** Work task **
What is needed is every line of the data that includes the word "account". Please copy each one.

==== Data supplied ====

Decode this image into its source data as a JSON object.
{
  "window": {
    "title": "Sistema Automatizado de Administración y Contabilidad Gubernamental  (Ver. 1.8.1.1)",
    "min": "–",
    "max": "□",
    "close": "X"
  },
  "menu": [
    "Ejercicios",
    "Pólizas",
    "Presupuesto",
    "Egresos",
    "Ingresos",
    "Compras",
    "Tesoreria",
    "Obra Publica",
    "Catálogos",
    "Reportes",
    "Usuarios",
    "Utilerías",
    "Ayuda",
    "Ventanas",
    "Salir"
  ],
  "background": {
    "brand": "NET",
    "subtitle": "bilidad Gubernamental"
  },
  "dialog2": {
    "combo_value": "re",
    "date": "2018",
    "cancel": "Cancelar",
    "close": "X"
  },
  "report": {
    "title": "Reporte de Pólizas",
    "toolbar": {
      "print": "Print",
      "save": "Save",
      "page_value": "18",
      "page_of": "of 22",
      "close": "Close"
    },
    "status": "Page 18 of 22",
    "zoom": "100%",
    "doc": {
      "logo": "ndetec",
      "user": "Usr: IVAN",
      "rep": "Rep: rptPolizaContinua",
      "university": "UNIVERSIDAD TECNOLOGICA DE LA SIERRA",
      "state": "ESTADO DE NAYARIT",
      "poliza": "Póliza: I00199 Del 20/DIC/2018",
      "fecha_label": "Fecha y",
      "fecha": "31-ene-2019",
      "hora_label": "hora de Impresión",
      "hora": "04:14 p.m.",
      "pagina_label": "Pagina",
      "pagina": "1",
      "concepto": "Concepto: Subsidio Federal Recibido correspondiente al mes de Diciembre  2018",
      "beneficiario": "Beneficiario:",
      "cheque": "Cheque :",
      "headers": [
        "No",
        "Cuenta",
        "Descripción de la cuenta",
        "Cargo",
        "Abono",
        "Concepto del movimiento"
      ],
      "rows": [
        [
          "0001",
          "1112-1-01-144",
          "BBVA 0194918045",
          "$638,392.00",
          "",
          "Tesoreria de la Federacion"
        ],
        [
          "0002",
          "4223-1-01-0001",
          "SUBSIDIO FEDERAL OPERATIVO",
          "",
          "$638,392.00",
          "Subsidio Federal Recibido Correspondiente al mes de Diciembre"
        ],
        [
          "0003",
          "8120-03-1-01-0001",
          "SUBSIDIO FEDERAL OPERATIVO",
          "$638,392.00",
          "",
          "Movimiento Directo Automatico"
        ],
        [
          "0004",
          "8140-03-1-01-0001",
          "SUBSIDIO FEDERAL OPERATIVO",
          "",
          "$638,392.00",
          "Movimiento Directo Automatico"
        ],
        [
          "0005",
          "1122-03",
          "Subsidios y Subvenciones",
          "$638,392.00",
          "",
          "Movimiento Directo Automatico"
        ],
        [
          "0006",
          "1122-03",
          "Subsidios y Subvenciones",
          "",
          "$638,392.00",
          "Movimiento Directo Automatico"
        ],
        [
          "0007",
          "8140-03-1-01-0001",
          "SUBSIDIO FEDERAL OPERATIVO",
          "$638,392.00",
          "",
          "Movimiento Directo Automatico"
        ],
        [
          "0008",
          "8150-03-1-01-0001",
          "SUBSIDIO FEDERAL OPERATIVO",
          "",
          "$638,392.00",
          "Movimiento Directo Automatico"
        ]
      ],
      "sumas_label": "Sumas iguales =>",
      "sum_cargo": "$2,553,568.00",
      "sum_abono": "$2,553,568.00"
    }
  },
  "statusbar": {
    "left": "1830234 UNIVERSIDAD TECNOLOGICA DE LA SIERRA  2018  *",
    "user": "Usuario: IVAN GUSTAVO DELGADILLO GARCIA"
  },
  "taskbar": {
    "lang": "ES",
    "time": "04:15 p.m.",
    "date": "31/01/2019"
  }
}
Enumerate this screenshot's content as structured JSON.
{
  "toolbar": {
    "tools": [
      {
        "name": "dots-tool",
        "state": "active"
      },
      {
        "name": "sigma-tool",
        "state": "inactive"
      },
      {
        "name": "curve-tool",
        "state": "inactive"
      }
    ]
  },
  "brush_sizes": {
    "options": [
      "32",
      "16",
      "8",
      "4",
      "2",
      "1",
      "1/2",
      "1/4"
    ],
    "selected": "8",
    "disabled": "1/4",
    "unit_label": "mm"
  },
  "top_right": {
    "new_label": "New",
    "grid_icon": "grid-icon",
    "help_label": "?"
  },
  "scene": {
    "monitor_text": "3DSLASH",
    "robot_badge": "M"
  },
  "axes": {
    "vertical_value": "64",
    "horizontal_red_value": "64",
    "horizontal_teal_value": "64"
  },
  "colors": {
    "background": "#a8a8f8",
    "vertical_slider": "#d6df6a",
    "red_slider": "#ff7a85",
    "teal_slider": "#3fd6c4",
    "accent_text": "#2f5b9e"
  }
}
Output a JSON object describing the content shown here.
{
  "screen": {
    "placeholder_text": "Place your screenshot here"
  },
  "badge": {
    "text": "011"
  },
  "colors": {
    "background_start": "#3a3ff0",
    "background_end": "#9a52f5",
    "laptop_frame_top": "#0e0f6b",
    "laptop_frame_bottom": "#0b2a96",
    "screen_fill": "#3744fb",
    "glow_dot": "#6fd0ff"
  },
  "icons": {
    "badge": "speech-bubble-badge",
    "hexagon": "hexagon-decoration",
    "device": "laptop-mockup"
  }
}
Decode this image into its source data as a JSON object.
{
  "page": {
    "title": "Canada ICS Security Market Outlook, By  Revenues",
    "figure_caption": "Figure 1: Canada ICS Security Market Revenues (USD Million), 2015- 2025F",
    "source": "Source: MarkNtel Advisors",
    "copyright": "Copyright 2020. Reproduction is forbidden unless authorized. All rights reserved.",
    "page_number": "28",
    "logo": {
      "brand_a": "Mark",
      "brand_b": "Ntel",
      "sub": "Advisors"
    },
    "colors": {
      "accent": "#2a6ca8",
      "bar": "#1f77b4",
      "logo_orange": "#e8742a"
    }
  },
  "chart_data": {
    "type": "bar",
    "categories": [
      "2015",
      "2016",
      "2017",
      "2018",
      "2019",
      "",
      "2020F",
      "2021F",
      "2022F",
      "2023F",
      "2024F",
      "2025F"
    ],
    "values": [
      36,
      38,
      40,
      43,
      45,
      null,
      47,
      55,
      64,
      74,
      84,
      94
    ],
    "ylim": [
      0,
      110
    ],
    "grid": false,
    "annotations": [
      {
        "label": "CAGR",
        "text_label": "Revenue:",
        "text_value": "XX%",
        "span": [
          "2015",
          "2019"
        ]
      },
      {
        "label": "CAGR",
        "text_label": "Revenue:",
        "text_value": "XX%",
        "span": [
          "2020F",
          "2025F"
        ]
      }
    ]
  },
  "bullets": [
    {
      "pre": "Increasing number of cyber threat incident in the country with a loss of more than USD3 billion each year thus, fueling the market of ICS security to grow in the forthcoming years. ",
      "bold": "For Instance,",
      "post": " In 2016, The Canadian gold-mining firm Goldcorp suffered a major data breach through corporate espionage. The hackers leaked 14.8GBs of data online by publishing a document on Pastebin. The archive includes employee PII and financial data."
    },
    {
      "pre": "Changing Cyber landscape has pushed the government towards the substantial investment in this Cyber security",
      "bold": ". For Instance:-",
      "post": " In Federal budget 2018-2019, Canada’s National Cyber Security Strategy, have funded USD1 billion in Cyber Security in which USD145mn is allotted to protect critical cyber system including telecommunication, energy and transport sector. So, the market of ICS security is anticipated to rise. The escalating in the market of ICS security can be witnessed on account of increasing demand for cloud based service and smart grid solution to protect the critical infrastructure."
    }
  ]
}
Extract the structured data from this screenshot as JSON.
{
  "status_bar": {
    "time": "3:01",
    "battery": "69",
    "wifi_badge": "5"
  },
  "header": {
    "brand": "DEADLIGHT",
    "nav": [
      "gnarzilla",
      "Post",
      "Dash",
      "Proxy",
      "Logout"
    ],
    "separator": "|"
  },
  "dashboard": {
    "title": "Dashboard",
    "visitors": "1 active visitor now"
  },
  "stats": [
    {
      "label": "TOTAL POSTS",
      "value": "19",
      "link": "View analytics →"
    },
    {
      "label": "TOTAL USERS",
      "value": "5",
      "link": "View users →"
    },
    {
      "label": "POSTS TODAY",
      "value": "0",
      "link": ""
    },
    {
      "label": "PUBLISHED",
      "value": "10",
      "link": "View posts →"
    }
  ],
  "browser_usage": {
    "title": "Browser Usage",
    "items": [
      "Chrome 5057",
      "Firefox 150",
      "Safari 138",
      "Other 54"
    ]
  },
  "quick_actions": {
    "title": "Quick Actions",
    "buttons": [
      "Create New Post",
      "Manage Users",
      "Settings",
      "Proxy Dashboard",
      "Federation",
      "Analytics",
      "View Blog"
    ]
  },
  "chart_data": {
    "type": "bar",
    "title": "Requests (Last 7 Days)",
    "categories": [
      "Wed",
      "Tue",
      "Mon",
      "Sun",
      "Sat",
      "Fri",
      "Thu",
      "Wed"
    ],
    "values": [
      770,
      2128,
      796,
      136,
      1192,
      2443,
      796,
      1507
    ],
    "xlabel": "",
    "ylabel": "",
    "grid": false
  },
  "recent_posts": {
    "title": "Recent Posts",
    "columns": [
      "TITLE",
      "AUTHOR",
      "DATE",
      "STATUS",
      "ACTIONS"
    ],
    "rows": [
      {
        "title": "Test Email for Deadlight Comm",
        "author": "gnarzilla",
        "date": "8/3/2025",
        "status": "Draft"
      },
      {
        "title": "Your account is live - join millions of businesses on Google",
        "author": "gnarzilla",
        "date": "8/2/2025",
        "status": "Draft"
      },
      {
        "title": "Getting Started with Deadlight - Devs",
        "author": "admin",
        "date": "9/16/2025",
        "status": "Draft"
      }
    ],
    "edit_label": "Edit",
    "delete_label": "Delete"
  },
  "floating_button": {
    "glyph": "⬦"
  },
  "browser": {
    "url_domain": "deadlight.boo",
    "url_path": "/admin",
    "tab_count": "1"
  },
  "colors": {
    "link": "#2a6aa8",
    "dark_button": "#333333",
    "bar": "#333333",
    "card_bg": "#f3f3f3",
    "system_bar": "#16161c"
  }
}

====

** Response for this exercise **
      "post": " In Federal budget 2018-2019, Canada’s National Cyber Security Strategy, have funded USD1 billion in Cyber Security in which USD145mn is allotted to protect critical cyber system including telecommunication, energy and transport sector. So, the market of ICS security is anticipated to rise. The escalating in the market of ICS security can be witnessed on account of increasing demand for cloud based service and smart grid solution to protect the critical infrastructure."
        "title": "Your account is live - join millions of businesses on Google",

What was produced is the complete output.